- _TASK TO CARRY OUT_
Every record below is to be restated word for word.

Collected data entries:
[Start of Attachment]

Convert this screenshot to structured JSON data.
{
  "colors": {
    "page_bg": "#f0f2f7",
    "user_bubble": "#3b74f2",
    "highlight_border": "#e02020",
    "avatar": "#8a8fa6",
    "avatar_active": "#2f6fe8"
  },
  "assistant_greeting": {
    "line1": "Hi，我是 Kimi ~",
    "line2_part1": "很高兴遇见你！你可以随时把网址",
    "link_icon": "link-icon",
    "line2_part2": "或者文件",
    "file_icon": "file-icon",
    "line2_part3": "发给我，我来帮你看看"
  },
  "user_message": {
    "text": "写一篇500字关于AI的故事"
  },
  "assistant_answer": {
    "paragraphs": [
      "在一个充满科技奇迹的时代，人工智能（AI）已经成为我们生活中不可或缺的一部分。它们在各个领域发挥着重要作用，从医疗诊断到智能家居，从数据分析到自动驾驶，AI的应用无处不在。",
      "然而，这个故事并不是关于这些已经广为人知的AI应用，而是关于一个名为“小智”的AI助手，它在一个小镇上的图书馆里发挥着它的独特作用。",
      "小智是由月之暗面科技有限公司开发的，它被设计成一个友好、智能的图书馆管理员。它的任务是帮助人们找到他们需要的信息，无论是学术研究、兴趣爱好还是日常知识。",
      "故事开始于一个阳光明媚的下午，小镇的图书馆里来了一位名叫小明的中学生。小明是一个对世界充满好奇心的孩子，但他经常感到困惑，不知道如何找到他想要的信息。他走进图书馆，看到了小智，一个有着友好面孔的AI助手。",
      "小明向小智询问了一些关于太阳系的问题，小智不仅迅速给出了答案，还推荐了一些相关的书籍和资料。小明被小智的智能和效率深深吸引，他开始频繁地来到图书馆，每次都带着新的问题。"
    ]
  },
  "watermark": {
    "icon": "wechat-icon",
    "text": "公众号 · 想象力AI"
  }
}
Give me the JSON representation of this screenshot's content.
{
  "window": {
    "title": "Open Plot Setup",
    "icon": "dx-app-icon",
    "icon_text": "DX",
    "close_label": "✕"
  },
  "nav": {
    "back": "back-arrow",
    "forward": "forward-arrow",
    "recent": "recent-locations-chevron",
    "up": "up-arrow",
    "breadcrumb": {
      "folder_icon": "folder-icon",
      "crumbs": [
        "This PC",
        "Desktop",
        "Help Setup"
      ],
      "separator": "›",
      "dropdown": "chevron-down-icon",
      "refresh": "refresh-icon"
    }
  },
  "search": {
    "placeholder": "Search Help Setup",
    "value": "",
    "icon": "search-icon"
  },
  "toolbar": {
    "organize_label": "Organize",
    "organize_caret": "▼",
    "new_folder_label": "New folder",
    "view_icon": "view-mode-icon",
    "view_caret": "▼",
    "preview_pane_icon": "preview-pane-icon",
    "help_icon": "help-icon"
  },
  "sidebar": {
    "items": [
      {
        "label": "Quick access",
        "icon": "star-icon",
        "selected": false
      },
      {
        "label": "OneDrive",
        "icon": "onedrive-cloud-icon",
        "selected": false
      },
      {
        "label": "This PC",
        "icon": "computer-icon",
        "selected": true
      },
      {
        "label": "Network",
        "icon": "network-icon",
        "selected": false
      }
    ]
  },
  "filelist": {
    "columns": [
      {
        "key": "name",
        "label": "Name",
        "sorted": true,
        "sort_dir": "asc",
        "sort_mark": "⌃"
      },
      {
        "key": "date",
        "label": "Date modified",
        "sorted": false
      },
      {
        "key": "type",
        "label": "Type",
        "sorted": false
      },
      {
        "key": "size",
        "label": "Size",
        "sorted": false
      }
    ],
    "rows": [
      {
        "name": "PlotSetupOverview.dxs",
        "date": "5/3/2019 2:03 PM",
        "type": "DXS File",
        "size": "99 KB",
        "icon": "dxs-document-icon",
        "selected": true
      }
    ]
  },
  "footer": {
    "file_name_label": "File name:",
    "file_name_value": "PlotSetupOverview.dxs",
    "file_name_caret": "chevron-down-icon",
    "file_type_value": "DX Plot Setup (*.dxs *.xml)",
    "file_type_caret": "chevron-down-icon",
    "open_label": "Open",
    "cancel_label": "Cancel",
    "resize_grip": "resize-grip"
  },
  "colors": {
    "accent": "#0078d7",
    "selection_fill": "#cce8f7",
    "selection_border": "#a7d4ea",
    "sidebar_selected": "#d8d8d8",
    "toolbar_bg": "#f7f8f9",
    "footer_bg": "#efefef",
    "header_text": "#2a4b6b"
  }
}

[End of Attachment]

- _WRITTEN SOLUTION_
Convert this screenshot to structured JSON data.
{
  "colors": {
    "page_bg": "#f0f2f7",
    "user_bubble": "#3b74f2",
    "highlight_border": "#e02020",
    "avatar": "#8a8fa6",
    "avatar_active": "#2f6fe8"
  },
  "assistant_greeting": {
    "line1": "Hi，我是 Kimi ~",
    "line2_part1": "很高兴遇见你！你可以随时把网址",
    "link_icon": "link-icon",
    "line2_part2": "或者文件",
    "file_icon": "file-icon",
    "line2_part3": "发给我，我来帮你看看"
  },
  "user_message": {
    "text": "写一篇500字关于AI的故事"
  },
  "assistant_answer": {
    "paragraphs": [
      "在一个充满科技奇迹的时代，人工智能（AI）已经成为我们生活中不可或缺的一部分。它们在各个领域发挥着重要作用，从医疗诊断到智能家居，从数据分析到自动驾驶，AI的应用无处不在。",
      "然而，这个故事并不是关于这些已经广为人知的AI应用，而是关于一个名为“小智”的AI助手，它在一个小镇上的图书馆里发挥着它的独特作用。",
      "小智是由月之暗面科技有限公司开发的，它被设计成一个友好、智能的图书馆管理员。它的任务是帮助人们找到他们需要的信息，无论是学术研究、兴趣爱好还是日常知识。",
      "故事开始于一个阳光明媚的下午，小镇的图书馆里来了一位名叫小明的中学生。小明是一个对世界充满好奇心的孩子，但他经常感到困惑，不知道如何找到他想要的信息。他走进图书馆，看到了小智，一个有着友好面孔的AI助手。",
      "小明向小智询问了一些关于太阳系的问题，小智不仅迅速给出了答案，还推荐了一些相关的书籍和资料。小明被小智的智能和效率深深吸引，他开始频繁地来到图书馆，每次都带着新的问题。"
    ]
  },
  "watermark": {
    "icon": "wechat-icon",
    "text": "公众号 · 想象力AI"
  }
}
Give me the JSON representation of this screenshot's content.
{
  "window": {
    "title": "Open Plot Setup",
    "icon": "dx-app-icon",
    "icon_text": "DX",
    "close_label": "✕"
  },
  "nav": {
    "back": "back-arrow",
    "forward": "forward-arrow",
    "recent": "recent-locations-chevron",
    "up": "up-arrow",
    "breadcrumb": {
      "folder_icon": "folder-icon",
      "crumbs": [
        "This PC",
        "Desktop",
        "Help Setup"
      ],
      "separator": "›",
      "dropdown": "chevron-down-icon",
      "refresh": "refresh-icon"
    }
  },
  "search": {
    "placeholder": "Search Help Setup",
    "value": "",
    "icon": "search-icon"
  },
  "toolbar": {
    "organize_label": "Organize",
    "organize_caret": "▼",
    "new_folder_label": "New folder",
    "view_icon": "view-mode-icon",
    "view_caret": "▼",
    "preview_pane_icon": "preview-pane-icon",
    "help_icon": "help-icon"
  },
  "sidebar": {
    "items": [
      {
        "label": "Quick access",
        "icon": "star-icon",
        "selected": false
      },
      {
        "label": "OneDrive",
        "icon": "onedrive-cloud-icon",
        "selected": false
      },
      {
        "label": "This PC",
        "icon": "computer-icon",
        "selected": true
      },
      {
        "label": "Network",
        "icon": "network-icon",
        "selected": false
      }
    ]
  },
  "filelist": {
    "columns": [
      {
        "key": "name",
        "label": "Name",
        "sorted": true,
        "sort_dir": "asc",
        "sort_mark": "⌃"
      },
      {
        "key": "date",
        "label": "Date modified",
        "sorted": false
      },
      {
        "key": "type",
        "label": "Type",
        "sorted": false
      },
      {
        "key": "size",
        "label": "Size",
        "sorted": false
      }
    ],
    "rows": [
      {
        "name": "PlotSetupOverview.dxs",
        "date": "5/3/2019 2:03 PM",
        "type": "DXS File",
        "size": "99 KB",
        "icon": "dxs-document-icon",
        "selected": true
      }
    ]
  },
  "footer": {
    "file_name_label": "File name:",
    "file_name_value": "PlotSetupOverview.dxs",
    "file_name_caret": "chevron-down-icon",
    "file_type_value": "DX Plot Setup (*.dxs *.xml)",
    "file_type_caret": "chevron-down-icon",
    "open_label": "Open",
    "cancel_label": "Cancel",
    "resize_grip": "resize-grip"
  },
  "colors": {
    "accent": "#0078d7",
    "selection_fill": "#cce8f7",
    "selection_border": "#a7d4ea",
    "sidebar_selected": "#d8d8d8",
    "toolbar_bg": "#f7f8f9",
    "footer_bg": "#efefef",
    "header_text": "#2a4b6b"
  }
}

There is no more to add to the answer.